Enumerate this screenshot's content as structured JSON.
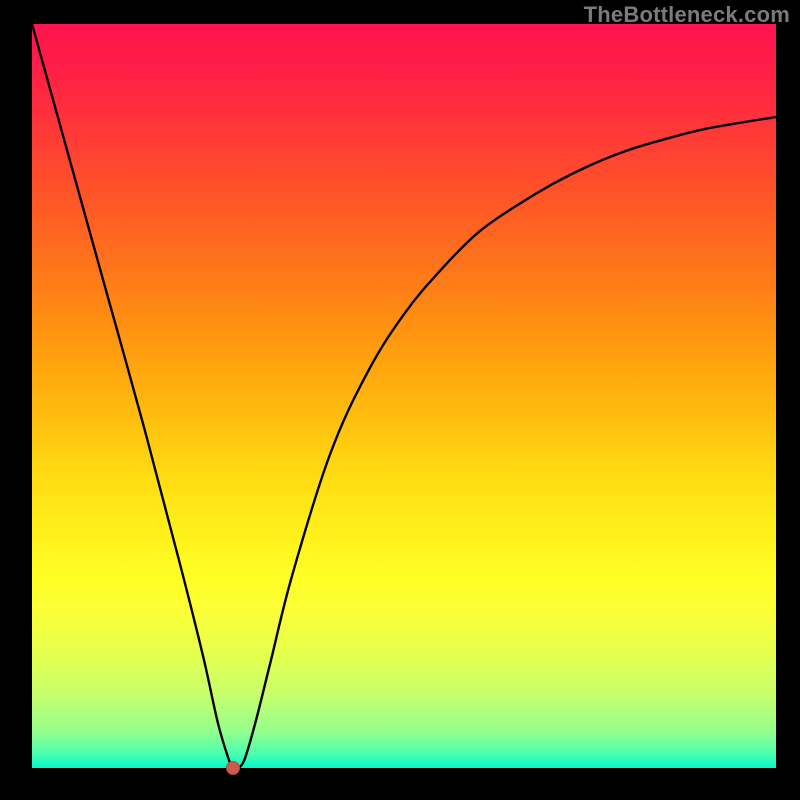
{
  "attribution": "TheBottleneck.com",
  "chart_data": {
    "type": "line",
    "title": "",
    "xlabel": "",
    "ylabel": "",
    "xlim": [
      0,
      100
    ],
    "ylim": [
      0,
      100
    ],
    "series": [
      {
        "name": "bottleneck-curve",
        "x": [
          0,
          5,
          10,
          15,
          20,
          23,
          25,
          26.5,
          27,
          27.5,
          28.5,
          30,
          32,
          35,
          40,
          45,
          50,
          55,
          60,
          65,
          70,
          75,
          80,
          85,
          90,
          95,
          100
        ],
        "values": [
          100,
          82,
          64,
          46,
          27,
          15,
          6,
          1,
          0,
          0,
          1,
          6,
          14,
          26,
          42,
          53,
          61,
          67,
          72,
          75.5,
          78.5,
          81,
          83,
          84.5,
          85.8,
          86.7,
          87.5
        ]
      }
    ],
    "marker": {
      "x": 27,
      "y": 0,
      "name": "optimal-point"
    },
    "background_gradient": {
      "top": "#ff1450",
      "mid": "#ffde10",
      "bottom": "#06f7c6"
    }
  }
}
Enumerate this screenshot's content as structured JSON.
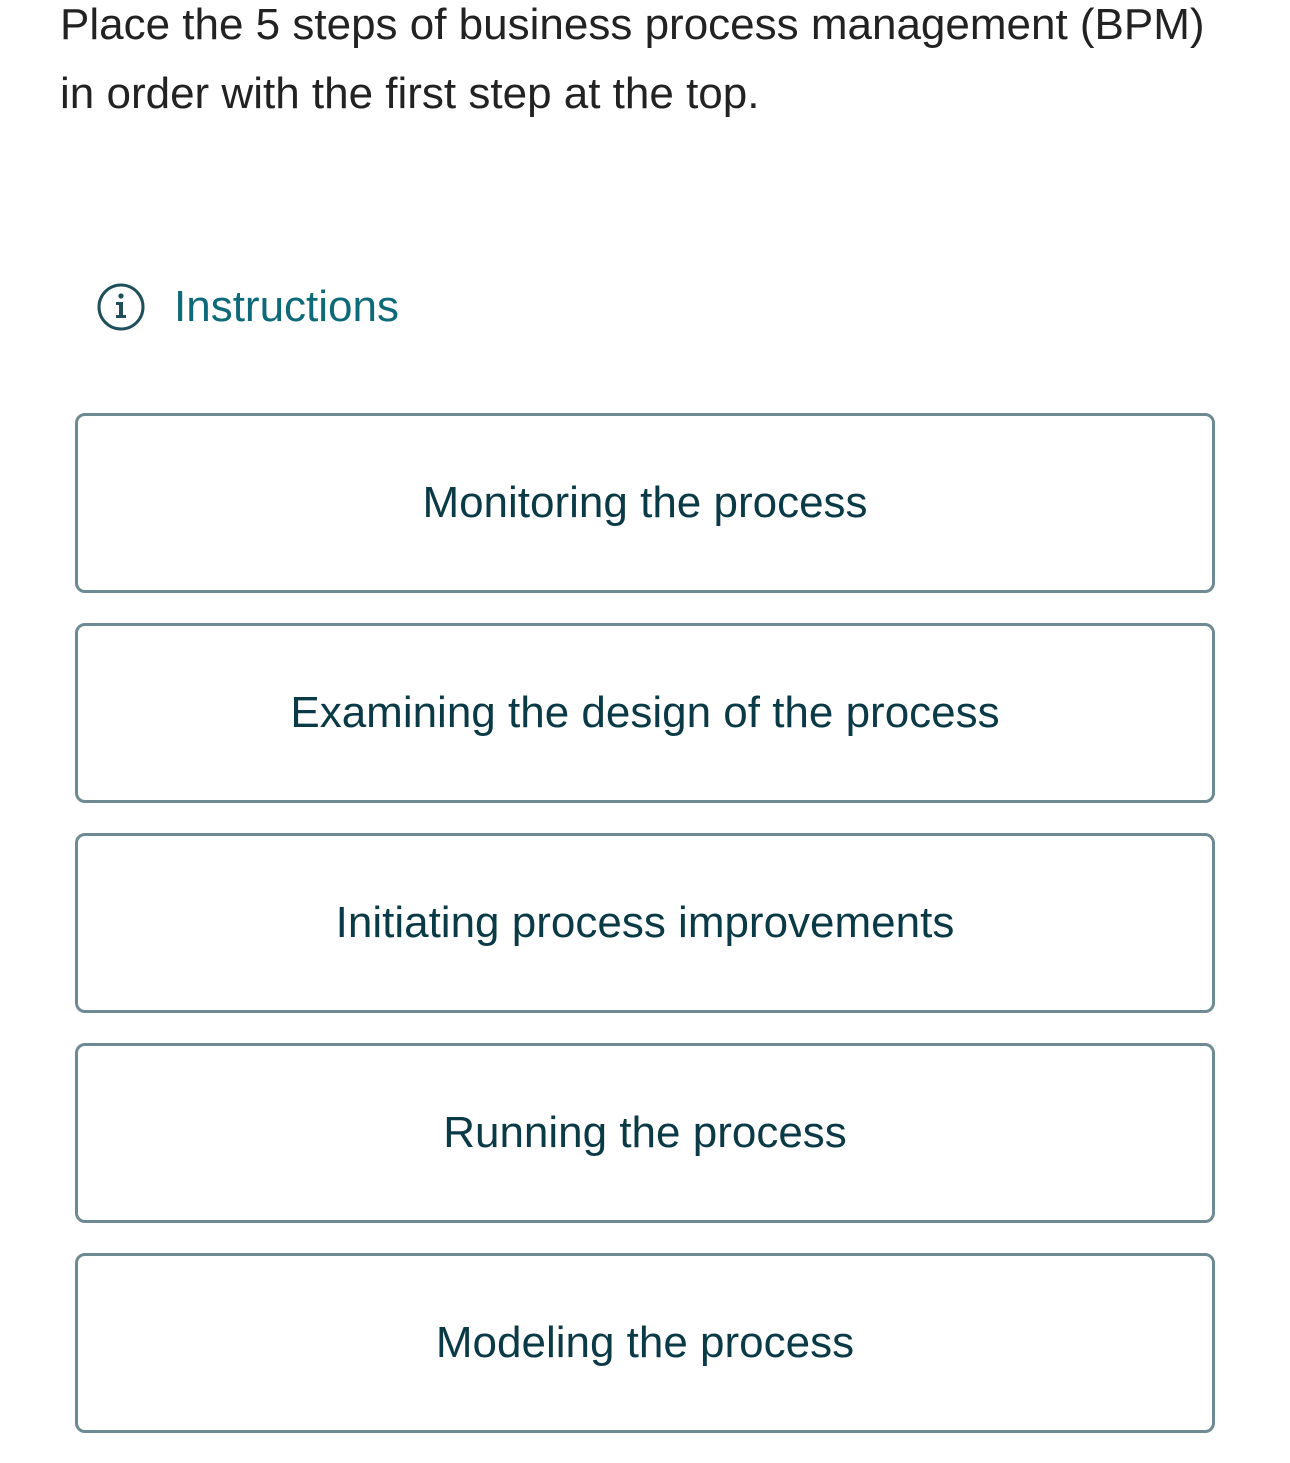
{
  "question": {
    "text": "Place the 5 steps of business process management (BPM) in order with the first step at the top."
  },
  "instructions": {
    "label": "Instructions",
    "icon": "info-circle-icon",
    "color": "#0e6a78"
  },
  "steps": {
    "items": [
      {
        "label": "Monitoring the process"
      },
      {
        "label": "Examining the design of the process"
      },
      {
        "label": "Initiating process improvements"
      },
      {
        "label": "Running the process"
      },
      {
        "label": "Modeling the process"
      }
    ],
    "border_color": "#6e8a93",
    "text_color": "#0b3a47"
  }
}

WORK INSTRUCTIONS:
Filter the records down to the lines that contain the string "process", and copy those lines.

EXERCISE SOLUTION:
    "text": "Place the 5 steps of business process management (BPM) in order with the first step at the top."
        "label": "Monitoring the process"
        "label": "Examining the design of the process"
        "label": "Initiating process improvements"
        "label": "Running the process"
        "label": "Modeling the process"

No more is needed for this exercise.